## TASK PROMPT
Reproduce the records precisely. Omit every picture.

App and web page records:

◇ ◇ ◇ ◇

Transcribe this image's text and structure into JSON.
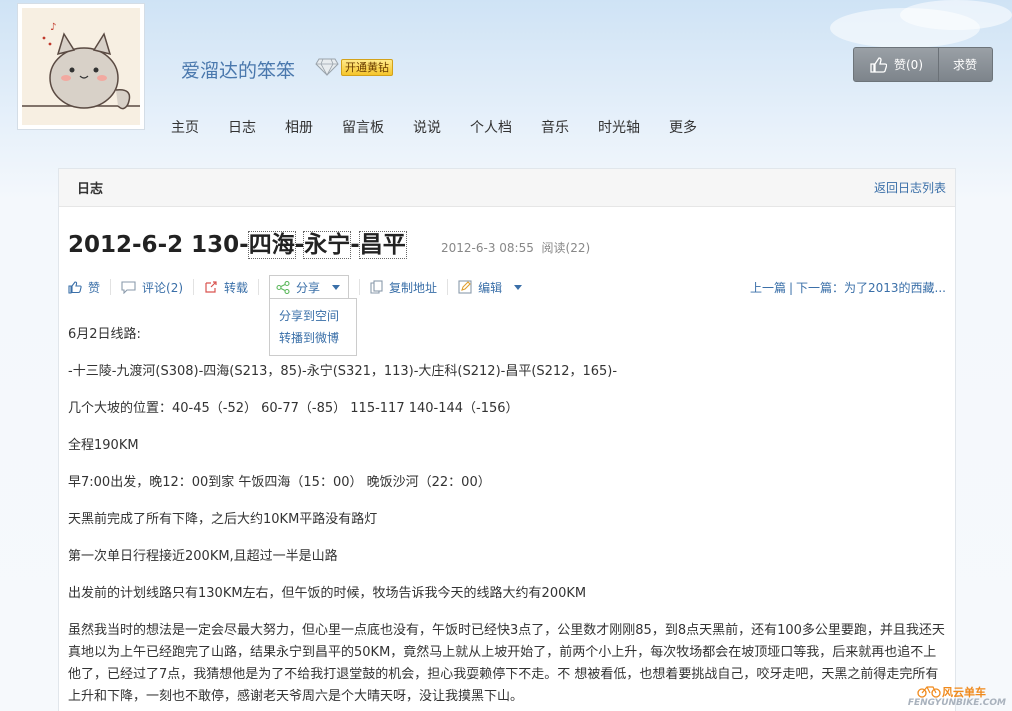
{
  "header": {
    "site_name": "爱溜达的笨笨",
    "vip_badge": "开通黄钻",
    "like_label": "赞(0)",
    "ask_label": "求赞"
  },
  "nav": [
    {
      "label": "主页"
    },
    {
      "label": "日志"
    },
    {
      "label": "相册"
    },
    {
      "label": "留言板"
    },
    {
      "label": "说说"
    },
    {
      "label": "个人档"
    },
    {
      "label": "音乐"
    },
    {
      "label": "时光轴"
    },
    {
      "label": "更多"
    }
  ],
  "panel": {
    "title": "日志",
    "back_link": "返回日志列表"
  },
  "post": {
    "title_date": "2012-6-2 130-",
    "title_sel1": "四海",
    "title_dash1": "-",
    "title_sel2": "永宁",
    "title_dash2": "-",
    "title_sel3": "昌平",
    "date": "2012-6-3 08:55",
    "reads": "阅读(22)"
  },
  "toolbar": {
    "like": "赞",
    "comment": "评论(2)",
    "repost": "转载",
    "share": "分享",
    "copy": "复制地址",
    "edit": "编辑",
    "share_menu": [
      "分享到空间",
      "转播到微博"
    ],
    "prev": "上一篇",
    "next": "下一篇：为了2013的西藏..."
  },
  "article": [
    " 6月2日线路:",
    "-十三陵-九渡河(S308)-四海(S213，85)-永宁(S321，113)-大庄科(S212)-昌平(S212，165)-",
    "几个大坡的位置：40-45（-52） 60-77（-85） 115-117 140-144（-156）",
    "全程190KM",
    "早7:00出发，晚12：00到家 午饭四海（15：00） 晚饭沙河（22：00）",
    "天黑前完成了所有下降，之后大约10KM平路没有路灯",
    "第一次单日行程接近200KM,且超过一半是山路",
    "出发前的计划线路只有130KM左右，但午饭的时候，牧场告诉我今天的线路大约有200KM",
    "虽然我当时的想法是一定会尽最大努力，但心里一点底也没有，午饭时已经快3点了，公里数才刚刚85，到8点天黑前，还有100多公里要跑，并且我还天真地以为上午已经跑完了山路，结果永宁到昌平的50KM，竟然马上就从上坡开始了，前两个小上升，每次牧场都会在坡顶垭口等我，后来就再也追不上他了，已经过了7点，我猜想他是为了不给我打退堂鼓的机会，担心我耍赖停下不走。不 想被看低，也想着要挑战自己，咬牙走吧，天黑之前得走完所有上升和下降，一刻也不敢停，感谢老天爷周六是个大晴天呀，没让我摸黑下山。"
  ],
  "watermark": {
    "cn": "风云单车",
    "en": "FENGYUNBIKE.COM"
  }
}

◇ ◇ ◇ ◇

## EXPECTED ANSWER
Transcribe this image's text and structure into JSON.
{
  "header": {
    "site_name": "爱溜达的笨笨",
    "vip_badge": "开通黄钻",
    "like_label": "赞(0)",
    "ask_label": "求赞"
  },
  "nav": [
    {
      "label": "主页"
    },
    {
      "label": "日志"
    },
    {
      "label": "相册"
    },
    {
      "label": "留言板"
    },
    {
      "label": "说说"
    },
    {
      "label": "个人档"
    },
    {
      "label": "音乐"
    },
    {
      "label": "时光轴"
    },
    {
      "label": "更多"
    }
  ],
  "panel": {
    "title": "日志",
    "back_link": "返回日志列表"
  },
  "post": {
    "title_date": "2012-6-2 130-",
    "title_sel1": "四海",
    "title_dash1": "-",
    "title_sel2": "永宁",
    "title_dash2": "-",
    "title_sel3": "昌平",
    "date": "2012-6-3 08:55",
    "reads": "阅读(22)"
  },
  "toolbar": {
    "like": "赞",
    "comment": "评论(2)",
    "repost": "转载",
    "share": "分享",
    "copy": "复制地址",
    "edit": "编辑",
    "share_menu": [
      "分享到空间",
      "转播到微博"
    ],
    "prev": "上一篇",
    "next": "下一篇：为了2013的西藏..."
  },
  "article": [
    " 6月2日线路:",
    "-十三陵-九渡河(S308)-四海(S213，85)-永宁(S321，113)-大庄科(S212)-昌平(S212，165)-",
    "几个大坡的位置：40-45（-52） 60-77（-85） 115-117 140-144（-156）",
    "全程190KM",
    "早7:00出发，晚12：00到家 午饭四海（15：00） 晚饭沙河（22：00）",
    "天黑前完成了所有下降，之后大约10KM平路没有路灯",
    "第一次单日行程接近200KM,且超过一半是山路",
    "出发前的计划线路只有130KM左右，但午饭的时候，牧场告诉我今天的线路大约有200KM",
    "虽然我当时的想法是一定会尽最大努力，但心里一点底也没有，午饭时已经快3点了，公里数才刚刚85，到8点天黑前，还有100多公里要跑，并且我还天真地以为上午已经跑完了山路，结果永宁到昌平的50KM，竟然马上就从上坡开始了，前两个小上升，每次牧场都会在坡顶垭口等我，后来就再也追不上他了，已经过了7点，我猜想他是为了不给我打退堂鼓的机会，担心我耍赖停下不走。不 想被看低，也想着要挑战自己，咬牙走吧，天黑之前得走完所有上升和下降，一刻也不敢停，感谢老天爷周六是个大晴天呀，没让我摸黑下山。"
  ],
  "watermark": {
    "cn": "风云单车",
    "en": "FENGYUNBIKE.COM"
  }
}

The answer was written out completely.